An interpreter's terminology, as opposed to that of translators and terminologists, is meant for the moment only; terms that are noted come from a certain situation and have been used by a certain group of people. What counts is that a term helps communication run smoothly and that everybody knows what the speaker is referring to. An interpreter's terminology may include improvised terms that would certainly not be understood outside the particular situation or group of people; there may even be “false" terms that would never make their way into a dictionary, such as when people talk about frogs even though the actual animals being discussed are toads. They may also include more general target language terms being used to translate a rather specific source language term. While Germans could easily talk about a Handgabelhubwagen (hand forklift truck) all day, Spanish-speaking people might tend to keep it a bit more general and say carretilla, confident that everybody knows what is meant anyway. Translators and terminologists are far less free to generalize (and interpreters, in a way, are meant to generalize if the situation calls for it), as the recipient will not necessarily share the situational knowledge like participants in interpreted communication do. So all in all, interpreters' work is more situation-oriented, which is why, ideally, their terminology includes quite a number of situation-related information, referring to a certain conference, customer, speaker or particular circumstances.

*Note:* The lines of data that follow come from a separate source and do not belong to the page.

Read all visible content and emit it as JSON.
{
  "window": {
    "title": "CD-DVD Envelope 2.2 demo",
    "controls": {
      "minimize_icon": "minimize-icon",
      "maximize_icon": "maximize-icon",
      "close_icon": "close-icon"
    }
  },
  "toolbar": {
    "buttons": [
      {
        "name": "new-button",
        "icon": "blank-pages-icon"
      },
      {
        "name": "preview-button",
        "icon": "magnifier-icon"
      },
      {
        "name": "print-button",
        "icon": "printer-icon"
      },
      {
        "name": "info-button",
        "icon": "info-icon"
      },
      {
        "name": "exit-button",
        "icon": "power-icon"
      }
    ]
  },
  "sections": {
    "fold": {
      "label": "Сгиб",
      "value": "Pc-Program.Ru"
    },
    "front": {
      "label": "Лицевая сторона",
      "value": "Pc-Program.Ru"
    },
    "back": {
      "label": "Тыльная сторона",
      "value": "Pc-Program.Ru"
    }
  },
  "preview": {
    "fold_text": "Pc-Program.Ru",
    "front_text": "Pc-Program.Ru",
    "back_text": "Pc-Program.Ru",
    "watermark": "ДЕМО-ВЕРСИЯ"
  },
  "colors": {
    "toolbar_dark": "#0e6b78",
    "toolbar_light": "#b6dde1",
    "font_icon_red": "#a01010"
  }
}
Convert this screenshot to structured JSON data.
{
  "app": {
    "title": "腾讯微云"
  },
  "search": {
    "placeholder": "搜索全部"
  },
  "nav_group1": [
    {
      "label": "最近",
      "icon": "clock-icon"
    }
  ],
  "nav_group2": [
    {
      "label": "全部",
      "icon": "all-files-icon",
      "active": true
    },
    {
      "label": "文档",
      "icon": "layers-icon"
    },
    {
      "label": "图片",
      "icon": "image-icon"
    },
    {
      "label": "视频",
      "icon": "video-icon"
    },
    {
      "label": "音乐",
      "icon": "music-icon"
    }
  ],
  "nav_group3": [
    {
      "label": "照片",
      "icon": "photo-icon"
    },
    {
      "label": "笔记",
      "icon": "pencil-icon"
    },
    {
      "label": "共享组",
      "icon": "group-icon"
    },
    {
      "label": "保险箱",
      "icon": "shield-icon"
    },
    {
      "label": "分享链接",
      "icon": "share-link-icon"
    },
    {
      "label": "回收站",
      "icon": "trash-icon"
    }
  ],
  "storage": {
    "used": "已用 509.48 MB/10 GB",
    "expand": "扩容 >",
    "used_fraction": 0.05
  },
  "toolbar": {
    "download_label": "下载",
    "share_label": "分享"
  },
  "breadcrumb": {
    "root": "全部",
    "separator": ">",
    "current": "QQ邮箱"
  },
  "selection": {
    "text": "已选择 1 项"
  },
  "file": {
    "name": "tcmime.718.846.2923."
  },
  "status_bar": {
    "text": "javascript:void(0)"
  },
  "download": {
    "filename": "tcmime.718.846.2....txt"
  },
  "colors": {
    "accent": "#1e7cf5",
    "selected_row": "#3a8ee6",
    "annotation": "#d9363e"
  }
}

Generally speaking, interpreters' terminology databases tend to be far less sophisticated than what “proper" terminology systems have to offer. . .